#### Task description
Find and copy each line of the records where the string "icon" shows up.

[Dataset records]
_ _ _ _
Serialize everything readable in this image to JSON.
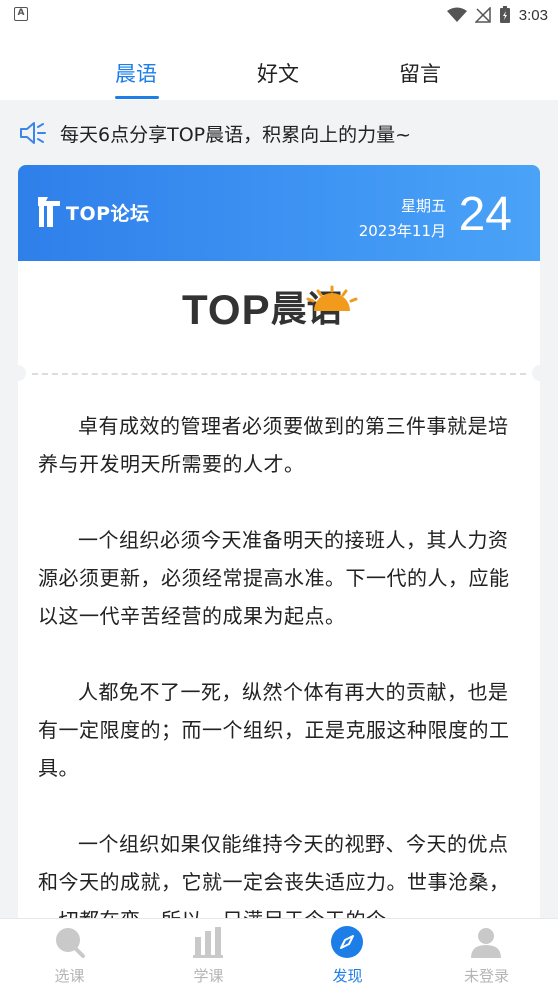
{
  "status": {
    "left_badge": "A",
    "time": "3:03"
  },
  "tabs": [
    {
      "label": "晨语",
      "active": true
    },
    {
      "label": "好文",
      "active": false
    },
    {
      "label": "留言",
      "active": false
    }
  ],
  "notice": {
    "icon": "speaker-icon",
    "text": "每天6点分享TOP晨语，积累向上的力量~"
  },
  "card": {
    "brand": "TOP论坛",
    "weekday": "星期五",
    "year_month": "2023年11月",
    "day": "24",
    "logo_latin": "TOP",
    "logo_cn": "晨语",
    "paragraphs": [
      "卓有成效的管理者必须要做到的第三件事就是培养与开发明天所需要的人才。",
      "一个组织必须今天准备明天的接班人，其人力资源必须更新，必须经常提高水准。下一代的人，应能以这一代辛苦经营的成果为起点。",
      "人都免不了一死，纵然个体有再大的贡献，也是有一定限度的；而一个组织，正是克服这种限度的工具。",
      "一个组织如果仅能维持今天的视野、今天的优点和今天的成就，它就一定会丧失适应力。世事沧桑，一切都在变。所以，只满足于今天的企"
    ]
  },
  "colors": {
    "accent": "#1e7ee8",
    "header_gradient_start": "#2f7fea",
    "header_gradient_end": "#4aa3f7",
    "inactive": "#b5b5b5"
  },
  "bottom_nav": [
    {
      "label": "选课",
      "icon": "search-icon",
      "active": false
    },
    {
      "label": "学课",
      "icon": "chart-icon",
      "active": false
    },
    {
      "label": "发现",
      "icon": "compass-icon",
      "active": true
    },
    {
      "label": "未登录",
      "icon": "user-icon",
      "active": false
    }
  ]
}
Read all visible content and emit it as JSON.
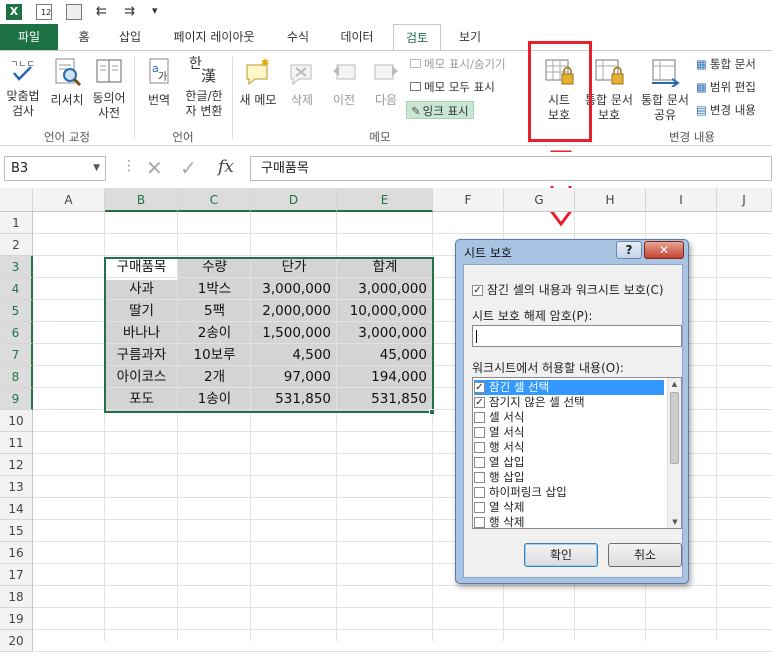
{
  "namebox": "B3",
  "formula": "구매품목",
  "tabs": [
    "파일",
    "홈",
    "삽입",
    "페이지 레이아웃",
    "수식",
    "데이터",
    "검토",
    "보기"
  ],
  "ribbon": {
    "spell": [
      "맞춤법",
      "검사"
    ],
    "research": "리서치",
    "thesaurus": [
      "동의어",
      "사전"
    ],
    "translate": "번역",
    "hanja": [
      "한글/한",
      "자 변환"
    ],
    "han_top": "한",
    "han_bottom": "漢",
    "new_memo": "새 메모",
    "delete": "삭제",
    "prev": "이전",
    "next": "다음",
    "show_hide_memo": "메모 표시/숨기기",
    "show_all_memo": "메모 모두 표시",
    "ink": "잉크 표시",
    "protect_sheet": [
      "시트",
      "보호"
    ],
    "protect_book": [
      "통합 문서",
      "보호"
    ],
    "share_book": [
      "통합 문서",
      "공유"
    ],
    "right1": "통합 문서",
    "right2": "범위 편집",
    "right3": "변경 내용",
    "grp_lang_proof": "언어 교정",
    "grp_lang": "언어",
    "grp_memo": "메모",
    "grp_changes": "변경 내용"
  },
  "fx": "fx",
  "columns": [
    "A",
    "B",
    "C",
    "D",
    "E",
    "F",
    "G",
    "H",
    "I",
    "J"
  ],
  "rows": [
    "1",
    "2",
    "3",
    "4",
    "5",
    "6",
    "7",
    "8",
    "9",
    "10",
    "11",
    "12",
    "13",
    "14",
    "15",
    "16",
    "17",
    "18",
    "19",
    "20"
  ],
  "table": {
    "headers": [
      "구매품목",
      "수량",
      "단가",
      "합계"
    ],
    "rows": [
      [
        "사과",
        "1박스",
        "3,000,000",
        "3,000,000"
      ],
      [
        "딸기",
        "5팩",
        "2,000,000",
        "10,000,000"
      ],
      [
        "바나나",
        "2송이",
        "1,500,000",
        "3,000,000"
      ],
      [
        "구름과자",
        "10보루",
        "4,500",
        "45,000"
      ],
      [
        "아이코스",
        "2개",
        "97,000",
        "194,000"
      ],
      [
        "포도",
        "1송이",
        "531,850",
        "531,850"
      ]
    ]
  },
  "dialog": {
    "title": "시트 보호",
    "help": "?",
    "protect_check": "잠긴 셀의 내용과 워크시트 보호(C)",
    "password_label": "시트 보호 해제 암호(P):",
    "allow_label": "워크시트에서 허용할 내용(O):",
    "options": [
      {
        "label": "잠긴 셀 선택",
        "checked": true
      },
      {
        "label": "잠기지 않은 셀 선택",
        "checked": true
      },
      {
        "label": "셀 서식",
        "checked": false
      },
      {
        "label": "열 서식",
        "checked": false
      },
      {
        "label": "행 서식",
        "checked": false
      },
      {
        "label": "열 삽입",
        "checked": false
      },
      {
        "label": "행 삽입",
        "checked": false
      },
      {
        "label": "하이퍼링크 삽입",
        "checked": false
      },
      {
        "label": "열 삭제",
        "checked": false
      },
      {
        "label": "행 삭제",
        "checked": false
      }
    ],
    "ok": "확인",
    "cancel": "취소"
  },
  "qat_badge": "12"
}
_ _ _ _
#### Response
    "icon": "speaker-icon",
      "icon": "search-icon",
      "icon": "chart-icon",
      "icon": "compass-icon",
      "icon": "user-icon",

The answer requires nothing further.